Cllr Taylor also said he strongly disagreed with Network Rail’s interpretation of a consultation, saying it should be two sides discussing and working towards an agreement, not one side telling the other what would happen.

Ms Ivory confirmed that the new bridge being put in place would not be any wider than the existing single track bridge but he capacity would be increased to 40 tonnes.

She also said Network Rail had an agreement in principle with emergency services that school buses and emergency services would be able to use a more direct private road to circumvent the railway bridge, so that they did not have to take the main diversion route.

Mr Pillinger confirmed that four weeks of contingency were allocated in the scheme, and that the new bridge would be built higher as to be future proof if the railway line were become electric.

He said there needed to be seven weeks of work before the bridge was replaced, working with Wessex Water and BT, and clearing vegetation before the bridge could be taken down.

The new bridge would be put in place during a 52 hour track possession from March 16-18, with 13 weeks of works required after the bridge deck had been put in place.

He also Network Rail could not defer the work as the money for the project had to spent within a certain timeframe, and if it was put back that funding would be lost.

However one resident pointed out that Network Rail were actually 'jumping on the back' of an existing rail possession track closure which was in place for separate railway work to take place elsewhere on the line.

Local residents, who packed out the hall so that it was standing room only, made their feelings clear.

Tom Guppy said: "There are people in these villages who depend on that bridge for their livelihood, I really hope you think about them when making these decisions."

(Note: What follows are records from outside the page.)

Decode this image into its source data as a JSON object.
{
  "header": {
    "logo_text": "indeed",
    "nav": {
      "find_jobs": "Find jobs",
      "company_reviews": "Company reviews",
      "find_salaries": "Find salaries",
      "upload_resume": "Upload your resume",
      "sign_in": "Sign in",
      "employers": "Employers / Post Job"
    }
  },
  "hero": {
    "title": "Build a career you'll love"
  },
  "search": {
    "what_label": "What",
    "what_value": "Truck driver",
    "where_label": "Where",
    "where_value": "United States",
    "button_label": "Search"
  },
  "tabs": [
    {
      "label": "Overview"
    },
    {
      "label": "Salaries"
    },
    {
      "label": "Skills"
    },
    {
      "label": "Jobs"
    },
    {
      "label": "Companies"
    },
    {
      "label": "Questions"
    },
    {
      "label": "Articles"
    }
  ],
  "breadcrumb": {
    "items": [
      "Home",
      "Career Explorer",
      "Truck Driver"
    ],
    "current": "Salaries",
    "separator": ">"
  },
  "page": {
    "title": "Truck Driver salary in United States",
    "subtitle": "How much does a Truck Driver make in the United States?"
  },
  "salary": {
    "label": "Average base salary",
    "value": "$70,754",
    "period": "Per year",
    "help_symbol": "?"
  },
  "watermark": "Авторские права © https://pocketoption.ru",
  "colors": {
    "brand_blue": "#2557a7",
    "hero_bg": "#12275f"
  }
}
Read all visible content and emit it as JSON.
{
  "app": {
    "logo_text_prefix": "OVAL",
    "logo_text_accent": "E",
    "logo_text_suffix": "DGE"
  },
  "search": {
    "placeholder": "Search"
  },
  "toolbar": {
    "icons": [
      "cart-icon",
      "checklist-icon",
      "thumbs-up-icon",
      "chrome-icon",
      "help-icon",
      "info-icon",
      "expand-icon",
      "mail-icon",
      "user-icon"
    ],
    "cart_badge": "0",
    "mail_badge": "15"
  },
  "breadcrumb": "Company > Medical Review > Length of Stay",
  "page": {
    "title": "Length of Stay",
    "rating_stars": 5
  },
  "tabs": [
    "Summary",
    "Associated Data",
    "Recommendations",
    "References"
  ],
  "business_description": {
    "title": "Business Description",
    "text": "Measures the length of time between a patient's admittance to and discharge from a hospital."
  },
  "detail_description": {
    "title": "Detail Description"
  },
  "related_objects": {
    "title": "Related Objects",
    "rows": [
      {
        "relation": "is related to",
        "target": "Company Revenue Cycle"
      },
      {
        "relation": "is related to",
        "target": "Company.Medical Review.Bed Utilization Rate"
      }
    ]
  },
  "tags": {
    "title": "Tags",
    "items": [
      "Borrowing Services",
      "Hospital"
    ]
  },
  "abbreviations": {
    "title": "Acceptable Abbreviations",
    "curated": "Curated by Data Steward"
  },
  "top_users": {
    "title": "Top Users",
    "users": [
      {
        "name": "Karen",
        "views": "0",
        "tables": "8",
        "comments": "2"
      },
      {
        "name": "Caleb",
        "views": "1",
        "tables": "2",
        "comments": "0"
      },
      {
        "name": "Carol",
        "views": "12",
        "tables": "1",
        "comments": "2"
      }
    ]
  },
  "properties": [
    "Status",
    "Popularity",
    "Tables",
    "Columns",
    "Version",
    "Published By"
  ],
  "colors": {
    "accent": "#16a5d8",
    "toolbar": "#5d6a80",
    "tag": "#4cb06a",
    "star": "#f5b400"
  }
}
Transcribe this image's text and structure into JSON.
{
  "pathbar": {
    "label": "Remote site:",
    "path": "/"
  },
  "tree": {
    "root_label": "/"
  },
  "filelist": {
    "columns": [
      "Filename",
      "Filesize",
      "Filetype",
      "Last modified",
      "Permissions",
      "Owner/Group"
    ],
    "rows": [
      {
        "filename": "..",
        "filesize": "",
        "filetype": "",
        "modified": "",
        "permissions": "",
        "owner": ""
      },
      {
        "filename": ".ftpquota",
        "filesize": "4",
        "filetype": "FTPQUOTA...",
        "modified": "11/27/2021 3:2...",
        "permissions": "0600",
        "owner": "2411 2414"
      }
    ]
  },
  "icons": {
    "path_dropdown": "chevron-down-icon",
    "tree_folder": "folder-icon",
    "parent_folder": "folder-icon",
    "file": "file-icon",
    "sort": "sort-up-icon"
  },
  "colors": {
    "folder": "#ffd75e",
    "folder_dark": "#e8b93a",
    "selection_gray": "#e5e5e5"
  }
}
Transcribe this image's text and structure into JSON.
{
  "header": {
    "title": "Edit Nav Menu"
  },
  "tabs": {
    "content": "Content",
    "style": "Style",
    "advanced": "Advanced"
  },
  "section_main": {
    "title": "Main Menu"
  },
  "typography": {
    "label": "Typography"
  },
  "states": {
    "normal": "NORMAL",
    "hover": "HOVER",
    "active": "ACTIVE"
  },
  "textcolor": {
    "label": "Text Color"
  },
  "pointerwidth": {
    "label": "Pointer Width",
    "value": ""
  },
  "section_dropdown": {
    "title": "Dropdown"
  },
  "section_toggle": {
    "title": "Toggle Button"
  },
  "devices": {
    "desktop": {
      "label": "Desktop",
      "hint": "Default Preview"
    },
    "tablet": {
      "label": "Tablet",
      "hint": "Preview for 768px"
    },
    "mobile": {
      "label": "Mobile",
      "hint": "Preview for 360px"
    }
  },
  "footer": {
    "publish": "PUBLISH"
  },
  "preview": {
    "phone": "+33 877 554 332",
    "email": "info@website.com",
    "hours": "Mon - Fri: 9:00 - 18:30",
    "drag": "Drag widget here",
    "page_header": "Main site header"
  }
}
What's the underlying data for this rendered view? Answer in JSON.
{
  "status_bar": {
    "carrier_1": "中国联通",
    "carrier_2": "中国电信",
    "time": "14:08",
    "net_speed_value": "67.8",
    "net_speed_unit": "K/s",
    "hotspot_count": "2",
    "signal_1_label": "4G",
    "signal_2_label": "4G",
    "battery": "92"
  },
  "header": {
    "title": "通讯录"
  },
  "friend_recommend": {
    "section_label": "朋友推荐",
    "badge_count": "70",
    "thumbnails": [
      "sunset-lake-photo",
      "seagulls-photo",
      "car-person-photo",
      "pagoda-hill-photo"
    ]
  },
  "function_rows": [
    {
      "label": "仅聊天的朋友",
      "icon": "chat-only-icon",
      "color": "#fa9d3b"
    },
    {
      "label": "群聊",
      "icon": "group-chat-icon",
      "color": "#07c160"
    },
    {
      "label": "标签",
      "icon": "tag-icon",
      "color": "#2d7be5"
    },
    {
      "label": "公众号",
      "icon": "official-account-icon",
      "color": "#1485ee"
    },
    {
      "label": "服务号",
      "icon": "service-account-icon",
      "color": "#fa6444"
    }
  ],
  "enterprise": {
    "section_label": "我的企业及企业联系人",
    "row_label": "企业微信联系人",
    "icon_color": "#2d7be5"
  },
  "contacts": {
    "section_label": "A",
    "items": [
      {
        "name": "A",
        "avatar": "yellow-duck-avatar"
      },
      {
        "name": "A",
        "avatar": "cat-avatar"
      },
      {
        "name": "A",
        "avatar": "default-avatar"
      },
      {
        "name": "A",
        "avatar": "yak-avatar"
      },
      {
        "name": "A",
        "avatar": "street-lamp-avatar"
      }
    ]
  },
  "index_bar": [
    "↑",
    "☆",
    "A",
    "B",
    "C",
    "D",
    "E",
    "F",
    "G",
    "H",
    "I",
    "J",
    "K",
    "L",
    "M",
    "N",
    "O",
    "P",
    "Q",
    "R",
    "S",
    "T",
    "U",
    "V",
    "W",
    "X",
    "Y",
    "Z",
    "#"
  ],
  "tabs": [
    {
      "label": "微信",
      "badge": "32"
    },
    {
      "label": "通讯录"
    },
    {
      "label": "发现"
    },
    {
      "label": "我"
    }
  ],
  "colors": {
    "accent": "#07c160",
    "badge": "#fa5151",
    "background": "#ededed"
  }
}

Concluding Cllr Richard Brown said: "You have been given a lot of good points to take away with you, and these are ideas you could have had while planning these works had you of consulted earlier."